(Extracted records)
▬▬▬▬▬▬▬▬▬▬

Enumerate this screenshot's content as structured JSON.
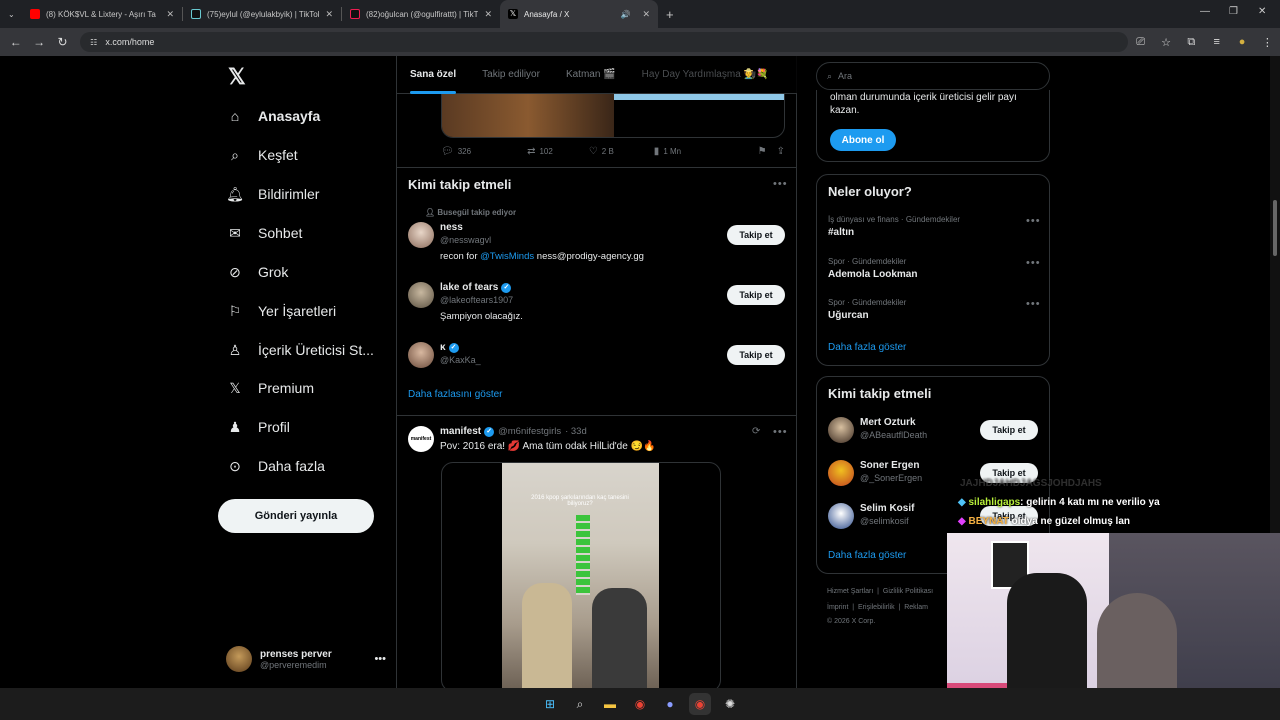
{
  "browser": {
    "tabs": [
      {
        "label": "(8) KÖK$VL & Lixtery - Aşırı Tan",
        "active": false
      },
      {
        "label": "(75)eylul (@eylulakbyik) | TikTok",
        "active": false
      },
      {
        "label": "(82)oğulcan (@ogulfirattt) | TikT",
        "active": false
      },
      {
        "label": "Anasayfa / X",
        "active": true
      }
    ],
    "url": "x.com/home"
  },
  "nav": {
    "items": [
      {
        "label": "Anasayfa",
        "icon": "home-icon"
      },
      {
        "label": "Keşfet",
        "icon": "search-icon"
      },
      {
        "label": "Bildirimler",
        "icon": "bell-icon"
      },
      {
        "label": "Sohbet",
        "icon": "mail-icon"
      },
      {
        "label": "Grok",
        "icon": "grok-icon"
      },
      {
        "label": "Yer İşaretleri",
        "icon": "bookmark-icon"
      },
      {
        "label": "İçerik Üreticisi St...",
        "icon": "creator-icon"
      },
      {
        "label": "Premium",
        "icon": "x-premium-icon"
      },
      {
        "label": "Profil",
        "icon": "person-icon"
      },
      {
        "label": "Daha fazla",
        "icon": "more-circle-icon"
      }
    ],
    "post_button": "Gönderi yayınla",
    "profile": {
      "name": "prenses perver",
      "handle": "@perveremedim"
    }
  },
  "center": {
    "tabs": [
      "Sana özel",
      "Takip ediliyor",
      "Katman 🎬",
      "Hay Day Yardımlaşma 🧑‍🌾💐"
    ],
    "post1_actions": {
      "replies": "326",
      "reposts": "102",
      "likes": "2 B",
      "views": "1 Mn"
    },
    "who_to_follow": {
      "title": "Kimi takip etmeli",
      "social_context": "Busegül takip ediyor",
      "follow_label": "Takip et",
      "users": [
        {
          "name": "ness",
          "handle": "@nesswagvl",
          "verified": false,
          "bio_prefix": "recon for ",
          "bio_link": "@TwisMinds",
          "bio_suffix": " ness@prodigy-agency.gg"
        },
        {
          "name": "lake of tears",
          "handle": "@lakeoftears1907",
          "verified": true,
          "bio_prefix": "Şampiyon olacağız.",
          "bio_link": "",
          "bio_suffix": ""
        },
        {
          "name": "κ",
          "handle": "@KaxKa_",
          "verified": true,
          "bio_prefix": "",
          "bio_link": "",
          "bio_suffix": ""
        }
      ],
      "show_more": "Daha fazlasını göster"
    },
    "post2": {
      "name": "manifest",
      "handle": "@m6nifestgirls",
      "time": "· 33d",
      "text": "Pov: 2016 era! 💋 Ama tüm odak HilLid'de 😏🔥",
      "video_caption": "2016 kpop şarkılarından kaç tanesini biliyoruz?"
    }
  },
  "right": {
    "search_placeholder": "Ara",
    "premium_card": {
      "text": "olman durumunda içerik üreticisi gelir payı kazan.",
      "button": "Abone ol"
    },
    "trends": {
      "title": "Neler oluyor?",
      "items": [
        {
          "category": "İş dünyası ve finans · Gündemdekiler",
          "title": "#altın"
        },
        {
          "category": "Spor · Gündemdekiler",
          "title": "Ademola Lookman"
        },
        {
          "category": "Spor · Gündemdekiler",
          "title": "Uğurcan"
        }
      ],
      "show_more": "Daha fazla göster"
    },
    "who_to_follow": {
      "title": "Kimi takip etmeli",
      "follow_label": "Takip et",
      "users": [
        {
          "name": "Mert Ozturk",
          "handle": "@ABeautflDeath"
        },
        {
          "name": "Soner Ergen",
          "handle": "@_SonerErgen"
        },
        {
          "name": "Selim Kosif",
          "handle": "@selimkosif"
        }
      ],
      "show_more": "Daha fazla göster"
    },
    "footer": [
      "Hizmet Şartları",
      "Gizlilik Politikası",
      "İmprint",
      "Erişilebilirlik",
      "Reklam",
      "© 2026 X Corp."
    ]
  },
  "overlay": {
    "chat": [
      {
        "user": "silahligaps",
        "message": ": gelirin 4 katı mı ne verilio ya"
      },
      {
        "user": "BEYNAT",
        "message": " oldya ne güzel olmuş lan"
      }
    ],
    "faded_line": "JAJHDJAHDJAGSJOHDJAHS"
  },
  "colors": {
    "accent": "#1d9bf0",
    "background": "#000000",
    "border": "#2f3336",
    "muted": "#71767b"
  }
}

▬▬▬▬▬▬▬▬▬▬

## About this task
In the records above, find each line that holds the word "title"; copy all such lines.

## Response
      "title": "Kimi takip etmeli",
      "title": "Neler oluyor?",
          "title": "#altın"
          "title": "Ademola Lookman"
          "title": "Uğurcan"
      "title": "Kimi takip etmeli",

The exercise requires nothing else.